The steel plates are immersed in four separate baths, a process of electrolysis referred to as anodization. The resulting patinas are bonded permanently to the surfaces, eliciting rich

Cecilia Vissers Studio, 2009

tones of hue to the steel plates. For Vissers, the steel plates, which are made in Germany, function as large sponges saturated with strength, power, life, death and history.

Cecila Vissers, Wald, Anodized Aluminum, 30 x 24.5 x 1.5 cm each, 2009 Elements Gallery, Waalre, The Netherlands

"... I am looking for simplicity in a raging world, a world that I am very happy to discover but also need to avoid every now and then."

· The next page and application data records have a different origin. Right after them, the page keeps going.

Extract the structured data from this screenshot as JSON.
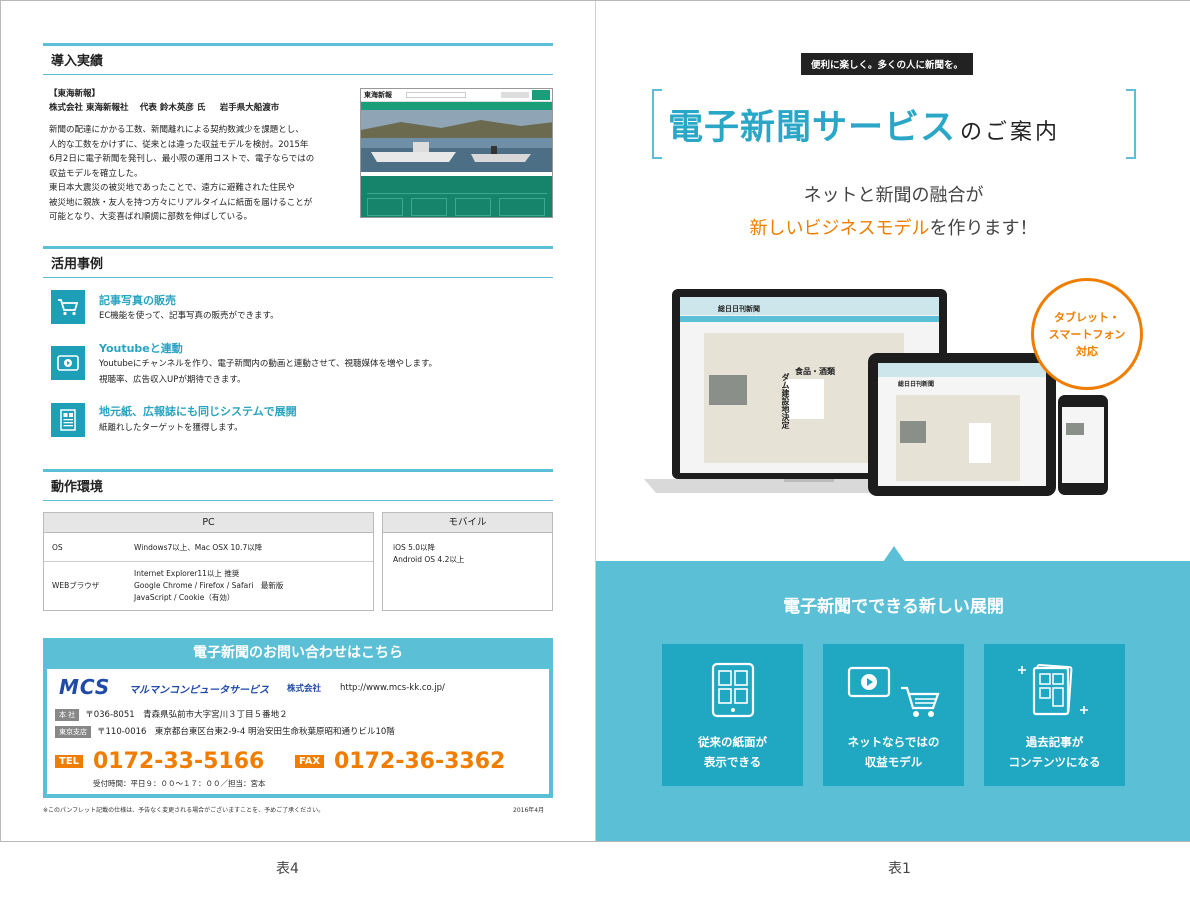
{
  "back": {
    "section1": {
      "title": "導入実績",
      "client_tag": "【東海新報】",
      "client_line": "株式会社 東海新報社　 代表 鈴木英彦 氏 　 岩手県大船渡市",
      "body": [
        "新聞の配達にかかる工数、新聞離れによる契約数減少を課題とし、",
        "人的な工数をかけずに、従来とは違った収益モデルを検討。2015年",
        "6月2日に電子新聞を発刊し、最小限の運用コストで、電子ならではの",
        "収益モデルを確立した。",
        "東日本大震災の被災地であったことで、遠方に避難された住民や",
        "被災地に親族・友人を持つ方々にリアルタイムに紙面を届けることが",
        "可能となり、大変喜ばれ順調に部数を伸ばしている。"
      ],
      "site_logo": "東海新報"
    },
    "section2": {
      "title": "活用事例",
      "items": [
        {
          "title": "記事写真の販売",
          "desc": [
            "EC機能を使って、記事写真の販売ができます。"
          ],
          "icon": "cart-icon"
        },
        {
          "title": "Youtubeと連動",
          "desc": [
            "Youtubeにチャンネルを作り、電子新聞内の動画と連動させて、視聴媒体を増やします。",
            "視聴率、広告収入UPが期待できます。"
          ],
          "icon": "play-icon"
        },
        {
          "title": "地元紙、広報誌にも同じシステムで展開",
          "desc": [
            "紙離れしたターゲットを獲得します。"
          ],
          "icon": "newspaper-icon"
        }
      ]
    },
    "section3": {
      "title": "動作環境",
      "pc_header": "PC",
      "mobile_header": "モバイル",
      "pc_rows": [
        {
          "label": "OS",
          "values": [
            "Windows7以上、Mac OSX 10.7以降"
          ]
        },
        {
          "label": "WEBブラウザ",
          "values": [
            "Internet Explorer11以上 推奨",
            "Google Chrome / Firefox / Safari　最新版",
            "JavaScript / Cookie（有効）"
          ]
        }
      ],
      "mobile_values": [
        "iOS 5.0以降",
        "Android OS 4.2以上"
      ]
    },
    "contact": {
      "header": "電子新聞のお問い合わせはこちら",
      "logo": "MCS",
      "company_script": "マルマンコンピュータサービス",
      "company_suffix": "株式会社",
      "url": "http://www.mcs-kk.co.jp/",
      "hq_badge": "本 社",
      "hq_address": "〒036-8051　青森県弘前市大字宮川３丁目５番地２",
      "tokyo_badge": "東京支店",
      "tokyo_address": "〒110-0016　東京都台東区台東2-9-4 明治安田生命秋葉原昭和通りビル10階",
      "tel_label": "TEL",
      "tel": "0172-33-5166",
      "fax_label": "FAX",
      "fax": "0172-36-3362",
      "hours": "受付時間：平日９：００～１７：００／担当：宮本"
    },
    "footnote": "※このパンフレット記載の仕様は、予告なく変更される場合がございますことを、予めご了承ください。",
    "date": "2016年4月",
    "page_label": "表4"
  },
  "cover": {
    "catchphrase": "便利に楽しく。多くの人に新聞を。",
    "title_main": "電子新聞サービス",
    "title_suffix": "のご案内",
    "subtitle_line1": "ネットと新聞の融合が",
    "subtitle_highlight": "新しいビジネスモデル",
    "subtitle_tail": "を作ります！",
    "badge": [
      "タブレット・",
      "スマートフォン",
      "対応"
    ],
    "device_masthead": "総日日刊新聞",
    "headline_vertical": "ダム建設地決定",
    "headline_box": "食品・酒類",
    "band_title": "電子新聞でできる新しい展開",
    "features": [
      {
        "label": [
          "従来の紙面が",
          "表示できる"
        ],
        "icon": "tablet-icon"
      },
      {
        "label": [
          "ネットならではの",
          "収益モデル"
        ],
        "icon": "video-cart-icon"
      },
      {
        "label": [
          "過去記事が",
          "コンテンツになる"
        ],
        "icon": "archive-icon"
      }
    ],
    "page_label": "表1"
  },
  "colors": {
    "accent": "#5bbfd6",
    "teal": "#1e9fb8",
    "orange": "#f07d00",
    "dark": "#222222"
  }
}
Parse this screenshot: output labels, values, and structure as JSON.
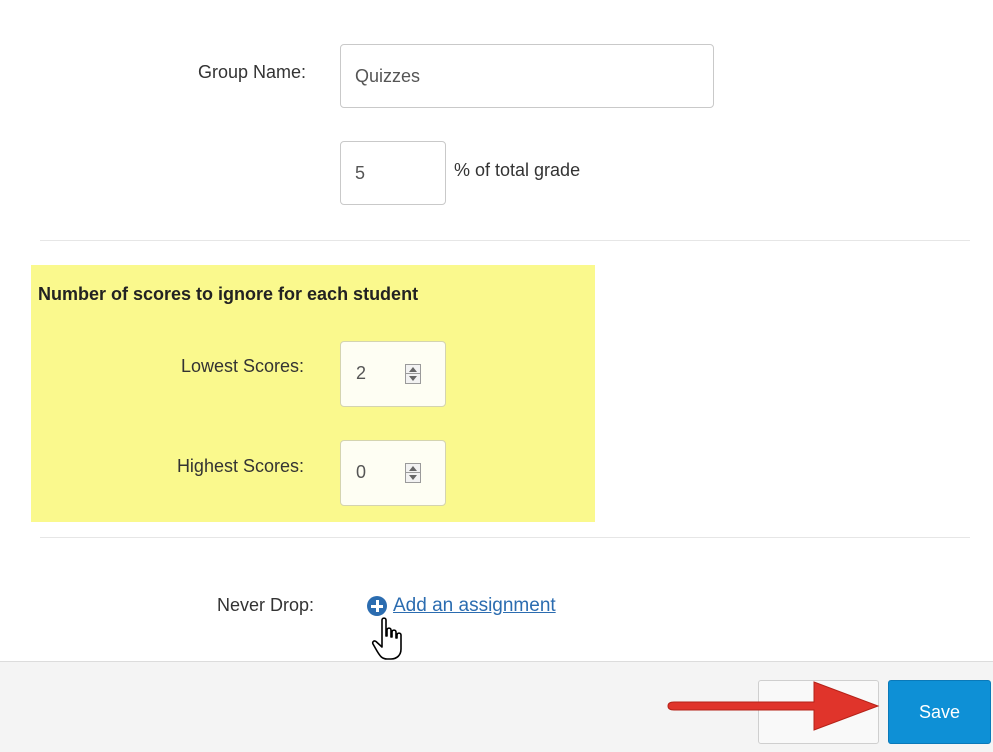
{
  "form": {
    "group_name_label": "Group Name:",
    "group_name_value": "Quizzes",
    "weight_value": "5",
    "weight_suffix": "% of total grade"
  },
  "drop_rules": {
    "section_title": "Number of scores to ignore for each student",
    "lowest_label": "Lowest Scores:",
    "lowest_value": "2",
    "highest_label": "Highest Scores:",
    "highest_value": "0",
    "highlight_color": "#faf98d"
  },
  "never_drop": {
    "label": "Never Drop:",
    "link_label": "Add an assignment",
    "icon": "plus-circle-icon"
  },
  "footer": {
    "cancel_label": "",
    "save_label": "Save",
    "save_color": "#0e90d6",
    "annotation_color": "#e0342b"
  }
}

Cecilia Vissers work can be seen at Elements Gallery in Waarle, The Netherlands. Her upcoming Paris exhibition, En Forme, with the artist Eric Cruikshank opens in 2010 at ParisCONCRET .

Connie Goldman

Connie Goldman creates wall sculptures of layered, shaped and painted wood. Her reductive constructions focus on the spaces created between layers of flat, modular planes. Her work begins as very loose sketches which are eventually translated into shaped wooden panels. The panels are meticulously painted and put together in layers. There is a harmony; balance within this meditative, beautiful work.

Connie Goldman Captive I Oil on Wood Panel, 53x43 inches 2006

In her own words:

"Using a minimalist vocabulary and a reductive aesthetic that emphasizes the importance of space, rhythm, structure, and relations, I make works of art that are concrete and essential approximations of my own emotional and intellectual experiences. The work reflects my interests in architecture, music, science, sculpture, and painting as well as the threads of commonality that run between them.

Connie Goldman Eddy

"The tendency or desire to gravitate toward unity and stability is in opposition to the urge toward independence, transition, and growth. My work evokes this same tension, the dynamic that underlies my own existence. I see each piece as being analogous to the rhythmic and contradictory forces of stasis and flux that propel my world toward both constancy and change".

Connie Goldman Current VIII

Goldman's lyrical compositions yield a variety of quiet shadows which broaden the spaces in between the flat but open modular constructions. The various planes become an interplay of light, space and form, giving each configuration a sophisticated elegance.

Connie Goldman Arena IV 12x11x2 inches Oil on Wood Panel 2008
Connie Goldman exhibits her artwork nationally and teaches at colleges and universities throughout the San Francisco Bay Area. She is represented by Peter Blake Gallery in Laguna Beach, CA. Her work is included in many public and private collections.

Thanks, Connie
Dank, Cecilia


* said...

Thanks for that post. I didn't know Vissers' work before, and Connie's certainly looks good here.

--Ken Weathersby

Anonymous said...

Connie is as spiritual as her work embraces...thank you for sharing her work with us! Lillian

Anonymous said...

Connie Goldman's work has a quietness about it that is, to me, the essence of its impact.